AFTER a decade or more of debate, a survey published today says it has proved that organic farms support more wildlife than the intensive agriculture that has become the norm in recent years
The study, conducted jointly be English Nature and the Royal Society for the Protection of Birds and , published in the journal Biological Conservation, concludes that a wide range of wildlife including birds, bats, insects and wild flowers flourish on organic farms.
In more than 50 comparisons it was usually, although not universally, true that organic farms had more individual wild animals and/or plants, including some declining species such as skylark.
Some studies showed organic farms had a greater diversity of wildlife than non-organic farms. The research concluded that there were three main reasons for this:
- Non-use of synthetic fertilisers and pesticides
- Sympathetic management of non-cropped habitats such as hedges, ditches and ponds
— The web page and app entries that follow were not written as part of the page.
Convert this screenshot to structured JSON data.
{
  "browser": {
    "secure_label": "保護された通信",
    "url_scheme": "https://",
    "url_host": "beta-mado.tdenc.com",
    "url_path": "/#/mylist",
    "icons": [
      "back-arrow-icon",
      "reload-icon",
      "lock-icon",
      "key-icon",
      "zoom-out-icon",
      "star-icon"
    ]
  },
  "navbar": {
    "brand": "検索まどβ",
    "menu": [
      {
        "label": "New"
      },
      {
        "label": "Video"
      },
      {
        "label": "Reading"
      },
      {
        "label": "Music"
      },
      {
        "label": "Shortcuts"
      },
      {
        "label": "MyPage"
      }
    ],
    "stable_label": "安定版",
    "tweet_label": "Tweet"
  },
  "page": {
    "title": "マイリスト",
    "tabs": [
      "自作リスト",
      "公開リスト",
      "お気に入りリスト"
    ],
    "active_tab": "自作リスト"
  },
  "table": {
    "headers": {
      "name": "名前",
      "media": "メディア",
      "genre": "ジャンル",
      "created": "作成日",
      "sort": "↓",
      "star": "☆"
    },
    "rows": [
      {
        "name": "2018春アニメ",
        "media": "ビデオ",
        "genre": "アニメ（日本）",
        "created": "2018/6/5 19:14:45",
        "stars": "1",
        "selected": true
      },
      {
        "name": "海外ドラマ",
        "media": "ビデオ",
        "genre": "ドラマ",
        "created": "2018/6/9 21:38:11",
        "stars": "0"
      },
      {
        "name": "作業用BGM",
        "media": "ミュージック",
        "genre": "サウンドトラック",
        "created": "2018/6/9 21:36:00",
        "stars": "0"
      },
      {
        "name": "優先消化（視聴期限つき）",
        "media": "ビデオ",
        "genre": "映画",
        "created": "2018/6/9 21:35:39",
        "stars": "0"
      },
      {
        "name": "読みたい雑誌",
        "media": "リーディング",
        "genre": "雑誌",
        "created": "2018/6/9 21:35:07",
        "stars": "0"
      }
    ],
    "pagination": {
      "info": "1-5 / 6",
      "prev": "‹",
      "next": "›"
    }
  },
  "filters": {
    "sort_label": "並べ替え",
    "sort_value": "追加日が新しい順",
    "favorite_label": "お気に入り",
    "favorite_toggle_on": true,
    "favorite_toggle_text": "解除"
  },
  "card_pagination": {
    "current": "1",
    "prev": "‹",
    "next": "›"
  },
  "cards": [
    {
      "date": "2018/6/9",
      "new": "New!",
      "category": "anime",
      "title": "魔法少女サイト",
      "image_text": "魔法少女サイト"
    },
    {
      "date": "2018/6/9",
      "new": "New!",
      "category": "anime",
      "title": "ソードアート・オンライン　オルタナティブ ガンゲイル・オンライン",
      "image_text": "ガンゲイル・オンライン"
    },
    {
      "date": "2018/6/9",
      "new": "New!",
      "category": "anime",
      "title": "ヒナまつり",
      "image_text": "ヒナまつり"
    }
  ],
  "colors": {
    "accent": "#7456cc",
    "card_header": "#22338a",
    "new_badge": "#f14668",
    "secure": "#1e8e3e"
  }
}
- And a greater tendency for organic farms to be mixed livestock and arable enterprises.